Data about app and page elements:
##############################

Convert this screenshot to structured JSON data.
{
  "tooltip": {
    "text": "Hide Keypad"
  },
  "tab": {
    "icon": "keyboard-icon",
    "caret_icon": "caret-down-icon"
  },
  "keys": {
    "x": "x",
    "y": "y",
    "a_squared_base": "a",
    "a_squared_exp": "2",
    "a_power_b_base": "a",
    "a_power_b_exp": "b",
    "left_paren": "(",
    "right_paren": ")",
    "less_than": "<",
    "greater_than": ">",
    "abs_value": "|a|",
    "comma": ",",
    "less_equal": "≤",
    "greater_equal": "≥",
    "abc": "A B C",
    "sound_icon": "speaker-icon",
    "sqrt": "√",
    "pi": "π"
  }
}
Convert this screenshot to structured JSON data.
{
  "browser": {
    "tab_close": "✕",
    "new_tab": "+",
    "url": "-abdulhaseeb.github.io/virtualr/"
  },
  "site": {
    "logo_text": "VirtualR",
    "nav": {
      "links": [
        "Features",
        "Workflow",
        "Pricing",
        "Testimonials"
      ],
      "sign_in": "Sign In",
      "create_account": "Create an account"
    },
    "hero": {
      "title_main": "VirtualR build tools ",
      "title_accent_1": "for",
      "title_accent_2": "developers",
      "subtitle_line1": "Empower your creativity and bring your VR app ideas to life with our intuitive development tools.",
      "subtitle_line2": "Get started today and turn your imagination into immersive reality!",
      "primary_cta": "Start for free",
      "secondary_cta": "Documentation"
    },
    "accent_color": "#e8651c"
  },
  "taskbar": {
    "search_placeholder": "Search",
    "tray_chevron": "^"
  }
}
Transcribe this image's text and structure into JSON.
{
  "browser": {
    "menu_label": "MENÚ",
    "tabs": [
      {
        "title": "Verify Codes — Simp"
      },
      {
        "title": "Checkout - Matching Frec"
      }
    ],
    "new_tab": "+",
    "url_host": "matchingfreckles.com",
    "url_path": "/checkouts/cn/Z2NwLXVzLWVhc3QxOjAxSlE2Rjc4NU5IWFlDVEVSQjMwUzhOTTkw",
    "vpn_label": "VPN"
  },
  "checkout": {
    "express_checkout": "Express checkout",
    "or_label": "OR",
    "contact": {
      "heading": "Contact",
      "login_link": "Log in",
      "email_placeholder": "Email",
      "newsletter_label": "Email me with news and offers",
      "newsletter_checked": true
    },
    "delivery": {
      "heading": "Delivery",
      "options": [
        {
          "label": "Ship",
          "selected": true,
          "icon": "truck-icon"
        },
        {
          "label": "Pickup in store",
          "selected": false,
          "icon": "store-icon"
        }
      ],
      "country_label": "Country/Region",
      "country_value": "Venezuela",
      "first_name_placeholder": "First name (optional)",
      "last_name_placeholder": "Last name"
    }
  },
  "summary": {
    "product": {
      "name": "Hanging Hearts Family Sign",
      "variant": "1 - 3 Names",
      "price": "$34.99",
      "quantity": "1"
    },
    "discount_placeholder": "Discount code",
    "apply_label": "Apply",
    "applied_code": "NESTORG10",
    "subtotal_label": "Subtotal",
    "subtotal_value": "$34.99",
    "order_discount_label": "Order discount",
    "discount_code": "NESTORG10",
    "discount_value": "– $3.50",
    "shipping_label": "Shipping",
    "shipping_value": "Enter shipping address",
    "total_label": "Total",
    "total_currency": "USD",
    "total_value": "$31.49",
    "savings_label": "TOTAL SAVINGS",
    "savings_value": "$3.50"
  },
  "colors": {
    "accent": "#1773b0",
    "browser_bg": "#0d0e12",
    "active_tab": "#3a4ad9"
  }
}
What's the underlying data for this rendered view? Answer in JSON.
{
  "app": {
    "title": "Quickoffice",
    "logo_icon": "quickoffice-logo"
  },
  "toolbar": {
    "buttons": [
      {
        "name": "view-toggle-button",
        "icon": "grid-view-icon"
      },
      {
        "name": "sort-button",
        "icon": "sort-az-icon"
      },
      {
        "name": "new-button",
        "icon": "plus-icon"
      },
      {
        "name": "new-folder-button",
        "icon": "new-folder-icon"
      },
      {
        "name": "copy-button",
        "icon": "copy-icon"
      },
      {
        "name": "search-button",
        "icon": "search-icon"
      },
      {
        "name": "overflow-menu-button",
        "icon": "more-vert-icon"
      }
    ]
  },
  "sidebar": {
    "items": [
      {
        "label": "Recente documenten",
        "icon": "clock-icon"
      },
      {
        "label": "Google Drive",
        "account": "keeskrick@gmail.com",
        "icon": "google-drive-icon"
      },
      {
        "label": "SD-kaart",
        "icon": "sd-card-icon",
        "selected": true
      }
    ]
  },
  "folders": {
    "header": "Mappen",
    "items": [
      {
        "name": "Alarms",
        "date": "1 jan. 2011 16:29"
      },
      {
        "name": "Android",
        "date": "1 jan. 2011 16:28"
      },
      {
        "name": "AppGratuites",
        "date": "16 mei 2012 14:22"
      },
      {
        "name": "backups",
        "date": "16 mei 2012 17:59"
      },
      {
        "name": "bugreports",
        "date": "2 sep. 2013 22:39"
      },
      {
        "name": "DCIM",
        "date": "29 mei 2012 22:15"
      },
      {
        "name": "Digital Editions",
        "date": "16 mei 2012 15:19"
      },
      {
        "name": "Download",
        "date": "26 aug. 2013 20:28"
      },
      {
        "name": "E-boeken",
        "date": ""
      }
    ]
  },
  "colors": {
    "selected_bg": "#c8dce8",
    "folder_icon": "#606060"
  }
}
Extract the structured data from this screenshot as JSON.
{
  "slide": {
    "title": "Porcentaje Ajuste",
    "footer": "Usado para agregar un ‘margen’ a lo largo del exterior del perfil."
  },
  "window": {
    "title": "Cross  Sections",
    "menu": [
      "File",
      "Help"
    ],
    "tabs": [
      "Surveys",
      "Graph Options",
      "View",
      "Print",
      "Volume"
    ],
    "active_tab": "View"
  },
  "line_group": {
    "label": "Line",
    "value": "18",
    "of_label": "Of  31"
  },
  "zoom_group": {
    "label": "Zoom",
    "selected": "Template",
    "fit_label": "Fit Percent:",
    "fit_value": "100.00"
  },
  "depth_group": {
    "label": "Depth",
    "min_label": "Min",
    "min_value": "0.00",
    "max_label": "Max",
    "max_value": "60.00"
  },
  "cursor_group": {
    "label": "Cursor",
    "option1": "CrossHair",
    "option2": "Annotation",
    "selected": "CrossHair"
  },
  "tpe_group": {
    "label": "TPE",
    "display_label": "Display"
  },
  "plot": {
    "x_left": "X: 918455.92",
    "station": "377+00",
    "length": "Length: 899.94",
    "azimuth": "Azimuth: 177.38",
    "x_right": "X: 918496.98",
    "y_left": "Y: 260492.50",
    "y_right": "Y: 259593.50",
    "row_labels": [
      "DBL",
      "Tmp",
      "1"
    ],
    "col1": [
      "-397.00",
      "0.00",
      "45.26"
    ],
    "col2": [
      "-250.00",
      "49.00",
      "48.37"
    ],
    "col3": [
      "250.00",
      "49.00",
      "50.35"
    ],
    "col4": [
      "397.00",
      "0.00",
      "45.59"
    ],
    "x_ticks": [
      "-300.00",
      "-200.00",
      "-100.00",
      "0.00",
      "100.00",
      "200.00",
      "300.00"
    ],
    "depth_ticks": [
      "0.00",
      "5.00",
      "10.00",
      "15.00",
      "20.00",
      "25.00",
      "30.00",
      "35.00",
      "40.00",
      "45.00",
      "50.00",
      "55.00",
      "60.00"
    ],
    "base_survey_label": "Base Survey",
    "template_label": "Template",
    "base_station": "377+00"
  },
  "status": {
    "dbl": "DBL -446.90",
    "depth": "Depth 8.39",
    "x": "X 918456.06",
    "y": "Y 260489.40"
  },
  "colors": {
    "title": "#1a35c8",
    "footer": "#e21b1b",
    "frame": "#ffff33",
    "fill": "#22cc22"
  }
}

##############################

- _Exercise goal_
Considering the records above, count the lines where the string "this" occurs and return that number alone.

- _Result below_
5